- TASK TO CARRY OUT:
Which lines of the data below hold "route"? Copy each of them.

[Stored items]
'''
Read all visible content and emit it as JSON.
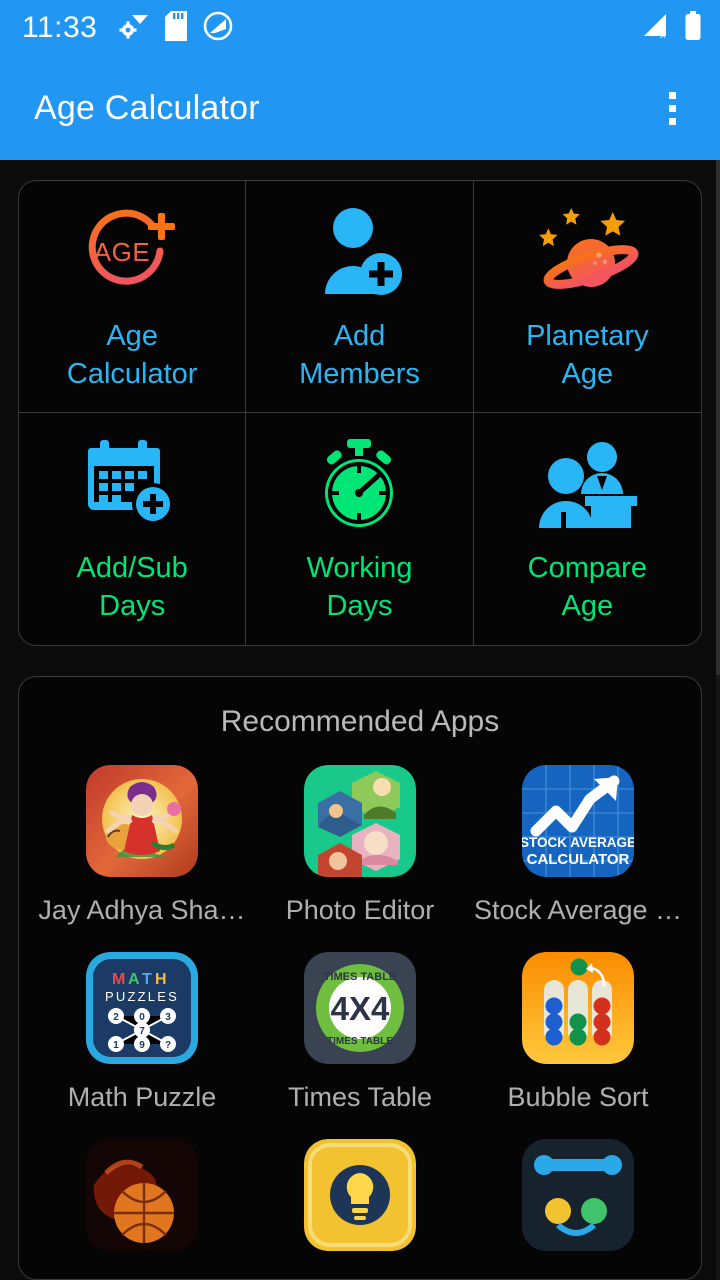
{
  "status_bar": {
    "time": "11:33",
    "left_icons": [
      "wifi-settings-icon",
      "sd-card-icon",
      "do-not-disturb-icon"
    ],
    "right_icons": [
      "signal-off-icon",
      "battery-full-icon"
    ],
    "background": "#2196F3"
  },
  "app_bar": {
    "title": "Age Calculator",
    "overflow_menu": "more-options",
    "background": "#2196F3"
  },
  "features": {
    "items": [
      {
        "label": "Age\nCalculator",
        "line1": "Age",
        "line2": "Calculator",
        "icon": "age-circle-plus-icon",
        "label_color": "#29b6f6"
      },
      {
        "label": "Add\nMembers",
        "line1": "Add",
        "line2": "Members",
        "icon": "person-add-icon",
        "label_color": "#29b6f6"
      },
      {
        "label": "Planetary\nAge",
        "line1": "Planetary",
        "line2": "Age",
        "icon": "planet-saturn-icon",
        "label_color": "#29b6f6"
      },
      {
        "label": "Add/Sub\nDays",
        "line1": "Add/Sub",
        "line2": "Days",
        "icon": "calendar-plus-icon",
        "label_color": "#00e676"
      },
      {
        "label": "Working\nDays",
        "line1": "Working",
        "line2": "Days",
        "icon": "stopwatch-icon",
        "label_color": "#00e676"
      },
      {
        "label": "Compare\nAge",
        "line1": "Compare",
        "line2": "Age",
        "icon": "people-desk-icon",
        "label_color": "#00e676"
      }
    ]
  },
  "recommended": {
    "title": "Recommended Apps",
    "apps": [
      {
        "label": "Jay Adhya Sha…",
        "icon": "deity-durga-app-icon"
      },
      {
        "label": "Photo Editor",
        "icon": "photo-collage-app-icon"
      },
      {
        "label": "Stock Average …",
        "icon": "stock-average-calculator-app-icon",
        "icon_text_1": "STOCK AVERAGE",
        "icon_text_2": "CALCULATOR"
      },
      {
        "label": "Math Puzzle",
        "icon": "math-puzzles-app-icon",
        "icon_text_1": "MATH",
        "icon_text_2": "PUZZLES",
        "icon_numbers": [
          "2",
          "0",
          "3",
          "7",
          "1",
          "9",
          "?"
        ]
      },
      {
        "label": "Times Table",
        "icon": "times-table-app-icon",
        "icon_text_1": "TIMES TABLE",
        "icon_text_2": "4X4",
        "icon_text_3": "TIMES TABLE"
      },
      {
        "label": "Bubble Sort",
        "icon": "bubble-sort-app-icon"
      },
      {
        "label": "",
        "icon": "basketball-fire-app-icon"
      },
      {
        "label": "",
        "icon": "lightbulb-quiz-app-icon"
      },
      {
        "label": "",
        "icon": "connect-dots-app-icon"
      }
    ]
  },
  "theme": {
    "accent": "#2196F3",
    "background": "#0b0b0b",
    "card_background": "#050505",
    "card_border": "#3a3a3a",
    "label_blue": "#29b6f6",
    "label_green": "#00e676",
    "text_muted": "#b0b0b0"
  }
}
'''
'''
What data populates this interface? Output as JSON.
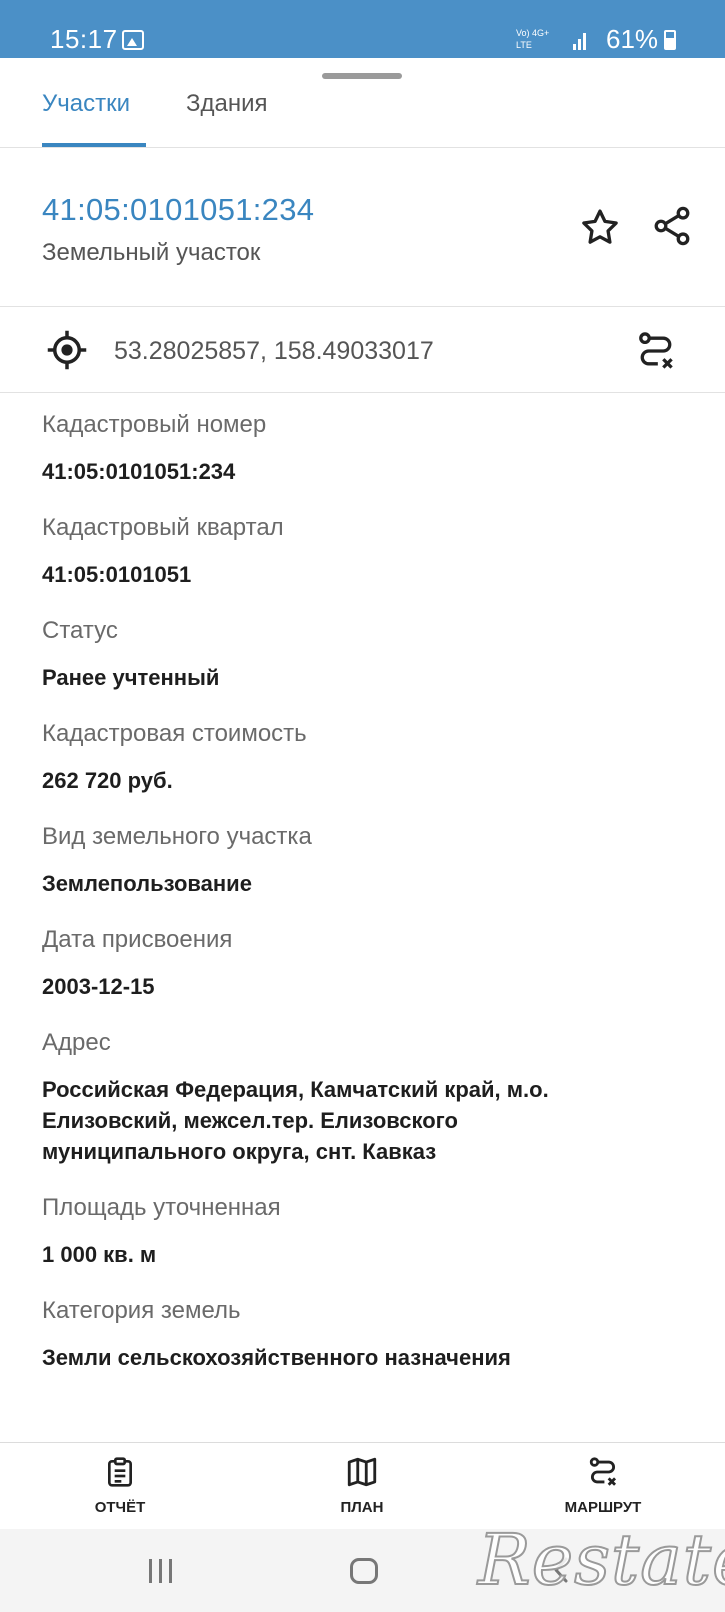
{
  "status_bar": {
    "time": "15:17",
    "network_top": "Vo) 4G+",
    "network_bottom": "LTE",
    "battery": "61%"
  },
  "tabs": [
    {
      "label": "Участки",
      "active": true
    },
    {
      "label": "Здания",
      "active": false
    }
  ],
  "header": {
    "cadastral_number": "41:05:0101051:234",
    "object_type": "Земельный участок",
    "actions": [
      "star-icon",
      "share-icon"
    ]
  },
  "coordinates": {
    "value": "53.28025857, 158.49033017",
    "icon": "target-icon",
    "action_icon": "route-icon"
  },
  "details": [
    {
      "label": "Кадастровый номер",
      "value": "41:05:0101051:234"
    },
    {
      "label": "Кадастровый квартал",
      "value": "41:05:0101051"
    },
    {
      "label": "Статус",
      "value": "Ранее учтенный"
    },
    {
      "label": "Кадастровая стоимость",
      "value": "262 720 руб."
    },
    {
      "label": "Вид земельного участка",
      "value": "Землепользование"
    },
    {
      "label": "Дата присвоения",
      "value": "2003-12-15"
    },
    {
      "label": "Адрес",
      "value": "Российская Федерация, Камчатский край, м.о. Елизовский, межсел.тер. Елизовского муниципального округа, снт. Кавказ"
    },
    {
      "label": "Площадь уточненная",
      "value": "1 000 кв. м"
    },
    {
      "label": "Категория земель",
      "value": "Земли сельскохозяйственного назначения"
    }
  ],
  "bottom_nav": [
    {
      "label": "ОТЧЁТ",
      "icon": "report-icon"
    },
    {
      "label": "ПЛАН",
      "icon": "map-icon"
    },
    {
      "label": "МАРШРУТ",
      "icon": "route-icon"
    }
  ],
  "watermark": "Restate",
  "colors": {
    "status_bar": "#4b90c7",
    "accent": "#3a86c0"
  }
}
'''
- SOLUTION FOR THIS PROBLEM:
    "action_icon": "route-icon"
      "icon": "route-icon"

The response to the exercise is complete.